____ Data

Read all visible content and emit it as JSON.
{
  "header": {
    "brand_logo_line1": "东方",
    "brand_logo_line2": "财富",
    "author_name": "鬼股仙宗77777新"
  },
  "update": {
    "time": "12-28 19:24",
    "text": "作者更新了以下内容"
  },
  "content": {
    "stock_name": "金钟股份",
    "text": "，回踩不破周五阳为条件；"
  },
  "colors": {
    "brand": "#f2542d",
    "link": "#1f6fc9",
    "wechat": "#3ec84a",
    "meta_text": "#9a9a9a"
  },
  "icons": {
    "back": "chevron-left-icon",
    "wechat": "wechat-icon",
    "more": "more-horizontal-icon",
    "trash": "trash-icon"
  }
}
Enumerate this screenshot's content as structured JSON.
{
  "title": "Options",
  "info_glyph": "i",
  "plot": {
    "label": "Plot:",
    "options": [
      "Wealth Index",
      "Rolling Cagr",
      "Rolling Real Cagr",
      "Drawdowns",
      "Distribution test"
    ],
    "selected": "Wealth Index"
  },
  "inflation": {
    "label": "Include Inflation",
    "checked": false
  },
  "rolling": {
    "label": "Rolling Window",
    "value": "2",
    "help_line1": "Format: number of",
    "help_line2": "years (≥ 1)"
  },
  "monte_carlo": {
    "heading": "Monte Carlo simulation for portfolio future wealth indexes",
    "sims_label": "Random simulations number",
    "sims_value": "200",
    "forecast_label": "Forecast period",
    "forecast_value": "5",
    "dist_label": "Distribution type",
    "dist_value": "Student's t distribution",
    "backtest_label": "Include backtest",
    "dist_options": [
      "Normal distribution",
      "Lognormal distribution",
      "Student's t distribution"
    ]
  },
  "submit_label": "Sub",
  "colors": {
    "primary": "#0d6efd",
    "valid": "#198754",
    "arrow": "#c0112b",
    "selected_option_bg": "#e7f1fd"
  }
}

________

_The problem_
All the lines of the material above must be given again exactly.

_Final answer_
Read all visible content and emit it as JSON.
{
  "header": {
    "brand_logo_line1": "东方",
    "brand_logo_line2": "财富",
    "author_name": "鬼股仙宗77777新"
  },
  "update": {
    "time": "12-28 19:24",
    "text": "作者更新了以下内容"
  },
  "content": {
    "stock_name": "金钟股份",
    "text": "，回踩不破周五阳为条件；"
  },
  "colors": {
    "brand": "#f2542d",
    "link": "#1f6fc9",
    "wechat": "#3ec84a",
    "meta_text": "#9a9a9a"
  },
  "icons": {
    "back": "chevron-left-icon",
    "wechat": "wechat-icon",
    "more": "more-horizontal-icon",
    "trash": "trash-icon"
  }
}
Enumerate this screenshot's content as structured JSON.
{
  "title": "Options",
  "info_glyph": "i",
  "plot": {
    "label": "Plot:",
    "options": [
      "Wealth Index",
      "Rolling Cagr",
      "Rolling Real Cagr",
      "Drawdowns",
      "Distribution test"
    ],
    "selected": "Wealth Index"
  },
  "inflation": {
    "label": "Include Inflation",
    "checked": false
  },
  "rolling": {
    "label": "Rolling Window",
    "value": "2",
    "help_line1": "Format: number of",
    "help_line2": "years (≥ 1)"
  },
  "monte_carlo": {
    "heading": "Monte Carlo simulation for portfolio future wealth indexes",
    "sims_label": "Random simulations number",
    "sims_value": "200",
    "forecast_label": "Forecast period",
    "forecast_value": "5",
    "dist_label": "Distribution type",
    "dist_value": "Student's t distribution",
    "backtest_label": "Include backtest",
    "dist_options": [
      "Normal distribution",
      "Lognormal distribution",
      "Student's t distribution"
    ]
  },
  "submit_label": "Sub",
  "colors": {
    "primary": "#0d6efd",
    "valid": "#198754",
    "arrow": "#c0112b",
    "selected_option_bg": "#e7f1fd"
  }
}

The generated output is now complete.